→ Requirement
Retype all of the data without changing a single word.
The input section start
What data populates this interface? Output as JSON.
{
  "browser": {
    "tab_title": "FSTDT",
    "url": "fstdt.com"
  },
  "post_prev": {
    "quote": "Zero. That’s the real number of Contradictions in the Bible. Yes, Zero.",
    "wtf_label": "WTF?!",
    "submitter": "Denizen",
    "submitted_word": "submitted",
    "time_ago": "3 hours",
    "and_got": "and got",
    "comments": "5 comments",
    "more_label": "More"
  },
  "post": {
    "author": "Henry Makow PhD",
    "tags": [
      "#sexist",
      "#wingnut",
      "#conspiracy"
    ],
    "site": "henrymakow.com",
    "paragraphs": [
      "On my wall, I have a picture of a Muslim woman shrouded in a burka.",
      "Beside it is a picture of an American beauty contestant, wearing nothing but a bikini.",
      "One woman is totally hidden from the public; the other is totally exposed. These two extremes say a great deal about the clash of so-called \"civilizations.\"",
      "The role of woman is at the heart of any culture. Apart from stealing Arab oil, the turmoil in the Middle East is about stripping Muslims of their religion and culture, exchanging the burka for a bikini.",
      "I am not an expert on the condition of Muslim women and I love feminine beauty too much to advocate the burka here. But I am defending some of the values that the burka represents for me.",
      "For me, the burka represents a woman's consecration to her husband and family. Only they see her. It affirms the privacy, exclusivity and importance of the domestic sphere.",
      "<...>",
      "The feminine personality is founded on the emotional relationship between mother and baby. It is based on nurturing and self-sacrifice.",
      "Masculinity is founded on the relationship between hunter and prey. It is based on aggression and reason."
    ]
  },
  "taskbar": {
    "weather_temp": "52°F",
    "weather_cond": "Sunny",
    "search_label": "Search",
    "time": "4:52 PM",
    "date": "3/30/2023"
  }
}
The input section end
→ Solution to the problem
What data populates this interface? Output as JSON.
{
  "browser": {
    "tab_title": "FSTDT",
    "url": "fstdt.com"
  },
  "post_prev": {
    "quote": "Zero. That’s the real number of Contradictions in the Bible. Yes, Zero.",
    "wtf_label": "WTF?!",
    "submitter": "Denizen",
    "submitted_word": "submitted",
    "time_ago": "3 hours",
    "and_got": "and got",
    "comments": "5 comments",
    "more_label": "More"
  },
  "post": {
    "author": "Henry Makow PhD",
    "tags": [
      "#sexist",
      "#wingnut",
      "#conspiracy"
    ],
    "site": "henrymakow.com",
    "paragraphs": [
      "On my wall, I have a picture of a Muslim woman shrouded in a burka.",
      "Beside it is a picture of an American beauty contestant, wearing nothing but a bikini.",
      "One woman is totally hidden from the public; the other is totally exposed. These two extremes say a great deal about the clash of so-called \"civilizations.\"",
      "The role of woman is at the heart of any culture. Apart from stealing Arab oil, the turmoil in the Middle East is about stripping Muslims of their religion and culture, exchanging the burka for a bikini.",
      "I am not an expert on the condition of Muslim women and I love feminine beauty too much to advocate the burka here. But I am defending some of the values that the burka represents for me.",
      "For me, the burka represents a woman's consecration to her husband and family. Only they see her. It affirms the privacy, exclusivity and importance of the domestic sphere.",
      "<...>",
      "The feminine personality is founded on the emotional relationship between mother and baby. It is based on nurturing and self-sacrifice.",
      "Masculinity is founded on the relationship between hunter and prey. It is based on aggression and reason."
    ]
  },
  "taskbar": {
    "weather_temp": "52°F",
    "weather_cond": "Sunny",
    "search_label": "Search",
    "time": "4:52 PM",
    "date": "3/30/2023"
  }
}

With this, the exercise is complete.